## What you should do
Each entry below must be written out exactly, with pictures left out.

Stored items:
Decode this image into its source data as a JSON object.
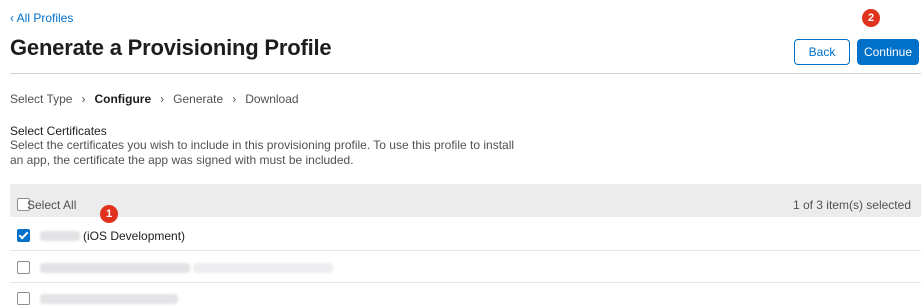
{
  "nav": {
    "back_link": "‹ All Profiles"
  },
  "header": {
    "title": "Generate a Provisioning Profile",
    "back_button": "Back",
    "continue_button": "Continue"
  },
  "steps": {
    "items": [
      {
        "label": "Select Type",
        "state": "done"
      },
      {
        "label": "Configure",
        "state": "current"
      },
      {
        "label": "Generate",
        "state": "upcoming"
      },
      {
        "label": "Download",
        "state": "upcoming"
      }
    ],
    "separator": "›"
  },
  "certificates": {
    "title": "Select Certificates",
    "description": "Select the certificates you wish to include in this provisioning profile. To use this profile to install an app, the certificate the app was signed with must be included.",
    "select_all_label": "Select All",
    "selected_count": "1 of 3 item(s) selected",
    "rows": [
      {
        "label": "(iOS Development)",
        "checked": true,
        "name_redacted": true
      },
      {
        "label": "",
        "checked": false,
        "name_redacted": true
      },
      {
        "label": "",
        "checked": false,
        "name_redacted": true
      }
    ]
  },
  "annotations": {
    "badge_1": "1",
    "badge_2": "2"
  },
  "colors": {
    "accent": "#0070c9",
    "badge": "#e0321c",
    "header_bg": "#ececec"
  }
}
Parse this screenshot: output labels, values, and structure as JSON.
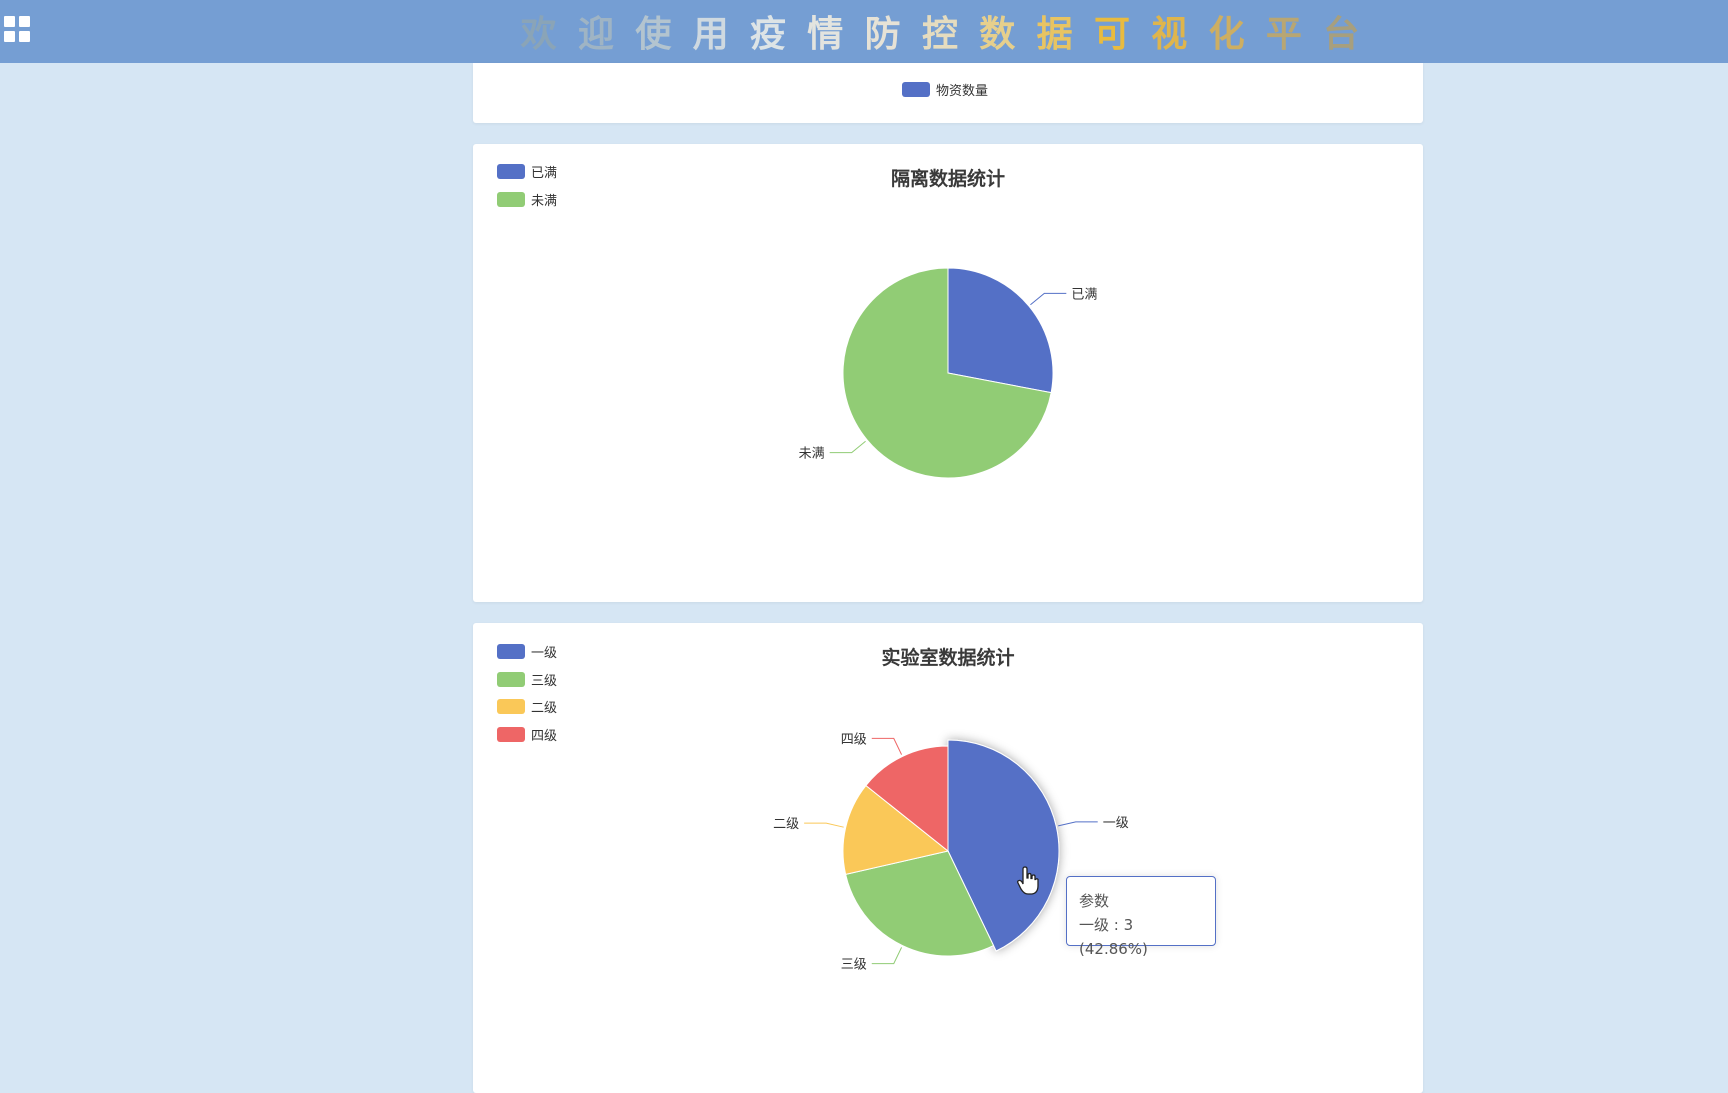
{
  "header": {
    "title_chars": [
      {
        "ch": "欢",
        "color": "#8aa4b7"
      },
      {
        "ch": "迎",
        "color": "#9fb4c4"
      },
      {
        "ch": "使",
        "color": "#b3c4cf"
      },
      {
        "ch": "用",
        "color": "#cfd9e0"
      },
      {
        "ch": "疫",
        "color": "#dde4e6"
      },
      {
        "ch": "情",
        "color": "#e3e4df"
      },
      {
        "ch": "防",
        "color": "#e6e2d6"
      },
      {
        "ch": "控",
        "color": "#e5dcbf"
      },
      {
        "ch": "数",
        "color": "#e6cf8c"
      },
      {
        "ch": "据",
        "color": "#e8c462"
      },
      {
        "ch": "可",
        "color": "#e9bb3f"
      },
      {
        "ch": "视",
        "color": "#dfb54c"
      },
      {
        "ch": "化",
        "color": "#cdae62"
      },
      {
        "ch": "平",
        "color": "#b8a673"
      },
      {
        "ch": "台",
        "color": "#a79f7e"
      }
    ]
  },
  "top_card": {
    "legend_label": "物资数量",
    "legend_color": "#5470c6"
  },
  "colors": {
    "blue": "#5470c6",
    "green": "#91cc75",
    "yellow": "#fac858",
    "red": "#ee6666"
  },
  "chart_data": [
    {
      "type": "pie",
      "title": "隔离数据统计",
      "legend": [
        "已满",
        "未满"
      ],
      "legend_position": "top-left",
      "categories": [
        "已满",
        "未满"
      ],
      "values": [
        28,
        72
      ],
      "colors": [
        "#5470c6",
        "#91cc75"
      ]
    },
    {
      "type": "pie",
      "title": "实验室数据统计",
      "legend": [
        "一级",
        "三级",
        "二级",
        "四级"
      ],
      "legend_position": "top-left",
      "categories": [
        "一级",
        "三级",
        "二级",
        "四级"
      ],
      "values": [
        3,
        2,
        1,
        1
      ],
      "colors": [
        "#5470c6",
        "#91cc75",
        "#fac858",
        "#ee6666"
      ],
      "tooltip": {
        "title": "参数",
        "line": "一级 : 3 (42.86%)"
      }
    }
  ]
}
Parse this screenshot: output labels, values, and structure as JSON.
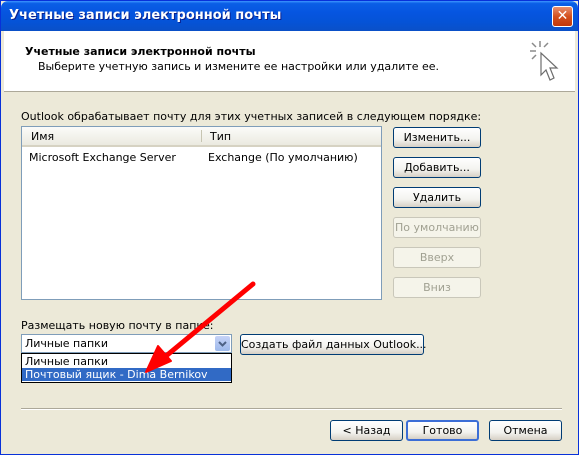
{
  "window": {
    "title": "Учетные записи электронной почты"
  },
  "header": {
    "title": "Учетные записи электронной почты",
    "subtitle": "Выберите учетную запись и измените ее настройки или удалите ее."
  },
  "accounts": {
    "label": "Outlook обрабатывает почту для этих учетных записей в следующем порядке:",
    "columns": [
      "Имя",
      "Тип"
    ],
    "rows": [
      {
        "name": "Microsoft Exchange Server",
        "type": "Exchange (По умолчанию)"
      }
    ]
  },
  "side_buttons": {
    "change": "Изменить...",
    "add": "Добавить...",
    "remove": "Удалить",
    "set_default": "По умолчанию",
    "up": "Вверх",
    "down": "Вниз"
  },
  "delivery": {
    "label": "Размещать новую почту в папке:",
    "selected": "Личные папки",
    "options": [
      "Личные папки",
      "Почтовый ящик - Dima Bernikov"
    ],
    "create_file_button": "Создать файл данных Outlook..."
  },
  "footer": {
    "back": "< Назад",
    "finish": "Готово",
    "cancel": "Отмена"
  },
  "colors": {
    "annotation_arrow": "#ff0000",
    "selection": "#316ac5"
  }
}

## Solution
Decode this image into its source data as a JSON object.
{
  "nav": {
    "back_link": "‹ All Profiles"
  },
  "header": {
    "title": "Generate a Provisioning Profile",
    "back_button": "Back",
    "continue_button": "Continue"
  },
  "steps": {
    "items": [
      {
        "label": "Select Type",
        "state": "done"
      },
      {
        "label": "Configure",
        "state": "current"
      },
      {
        "label": "Generate",
        "state": "upcoming"
      },
      {
        "label": "Download",
        "state": "upcoming"
      }
    ],
    "separator": "›"
  },
  "certificates": {
    "title": "Select Certificates",
    "description": "Select the certificates you wish to include in this provisioning profile. To use this profile to install an app, the certificate the app was signed with must be included.",
    "select_all_label": "Select All",
    "selected_count": "1 of 3 item(s) selected",
    "rows": [
      {
        "label": "(iOS Development)",
        "checked": true,
        "name_redacted": true
      },
      {
        "label": "",
        "checked": false,
        "name_redacted": true
      },
      {
        "label": "",
        "checked": false,
        "name_redacted": true
      }
    ]
  },
  "annotations": {
    "badge_1": "1",
    "badge_2": "2"
  },
  "colors": {
    "accent": "#0070c9",
    "badge": "#e0321c",
    "header_bg": "#ececec"
  }
}
Parse this screenshot: output labels, values, and structure as JSON.
{
  "header": {
    "title_chars": [
      {
        "ch": "欢",
        "color": "#8aa4b7"
      },
      {
        "ch": "迎",
        "color": "#9fb4c4"
      },
      {
        "ch": "使",
        "color": "#b3c4cf"
      },
      {
        "ch": "用",
        "color": "#cfd9e0"
      },
      {
        "ch": "疫",
        "color": "#dde4e6"
      },
      {
        "ch": "情",
        "color": "#e3e4df"
      },
      {
        "ch": "防",
        "color": "#e6e2d6"
      },
      {
        "ch": "控",
        "color": "#e5dcbf"
      },
      {
        "ch": "数",
        "color": "#e6cf8c"
      },
      {
        "ch": "据",
        "color": "#e8c462"
      },
      {
        "ch": "可",
        "color": "#e9bb3f"
      },
      {
        "ch": "视",
        "color": "#dfb54c"
      },
      {
        "ch": "化",
        "color": "#cdae62"
      },
      {
        "ch": "平",
        "color": "#b8a673"
      },
      {
        "ch": "台",
        "color": "#a79f7e"
      }
    ]
  },
  "top_card": {
    "legend_label": "物资数量",
    "legend_color": "#5470c6"
  },
  "colors": {
    "blue": "#5470c6",
    "green": "#91cc75",
    "yellow": "#fac858",
    "red": "#ee6666"
  },
  "chart_data": [
    {
      "type": "pie",
      "title": "隔离数据统计",
      "legend": [
        "已满",
        "未满"
      ],
      "legend_position": "top-left",
      "categories": [
        "已满",
        "未满"
      ],
      "values": [
        28,
        72
      ],
      "colors": [
        "#5470c6",
        "#91cc75"
      ]
    },
    {
      "type": "pie",
      "title": "实验室数据统计",
      "legend": [
        "一级",
        "三级",
        "二级",
        "四级"
      ],
      "legend_position": "top-left",
      "categories": [
        "一级",
        "三级",
        "二级",
        "四级"
      ],
      "values": [
        3,
        2,
        1,
        1
      ],
      "colors": [
        "#5470c6",
        "#91cc75",
        "#fac858",
        "#ee6666"
      ],
      "tooltip": {
        "title": "参数",
        "line": "一级 : 3 (42.86%)"
      }
    }
  ]
}
Parse this screenshot: output labels, values, and structure as JSON.
{
  "window": {
    "title": "Учетные записи электронной почты"
  },
  "header": {
    "title": "Учетные записи электронной почты",
    "subtitle": "Выберите учетную запись и измените ее настройки или удалите ее."
  },
  "accounts": {
    "label": "Outlook обрабатывает почту для этих учетных записей в следующем порядке:",
    "columns": [
      "Имя",
      "Тип"
    ],
    "rows": [
      {
        "name": "Microsoft Exchange Server",
        "type": "Exchange (По умолчанию)"
      }
    ]
  },
  "side_buttons": {
    "change": "Изменить...",
    "add": "Добавить...",
    "remove": "Удалить",
    "set_default": "По умолчанию",
    "up": "Вверх",
    "down": "Вниз"
  },
  "delivery": {
    "label": "Размещать новую почту в папке:",
    "selected": "Личные папки",
    "options": [
      "Личные папки",
      "Почтовый ящик - Dima Bernikov"
    ],
    "create_file_button": "Создать файл данных Outlook..."
  },
  "footer": {
    "back": "< Назад",
    "finish": "Готово",
    "cancel": "Отмена"
  },
  "colors": {
    "annotation_arrow": "#ff0000",
    "selection": "#316ac5"
  }
}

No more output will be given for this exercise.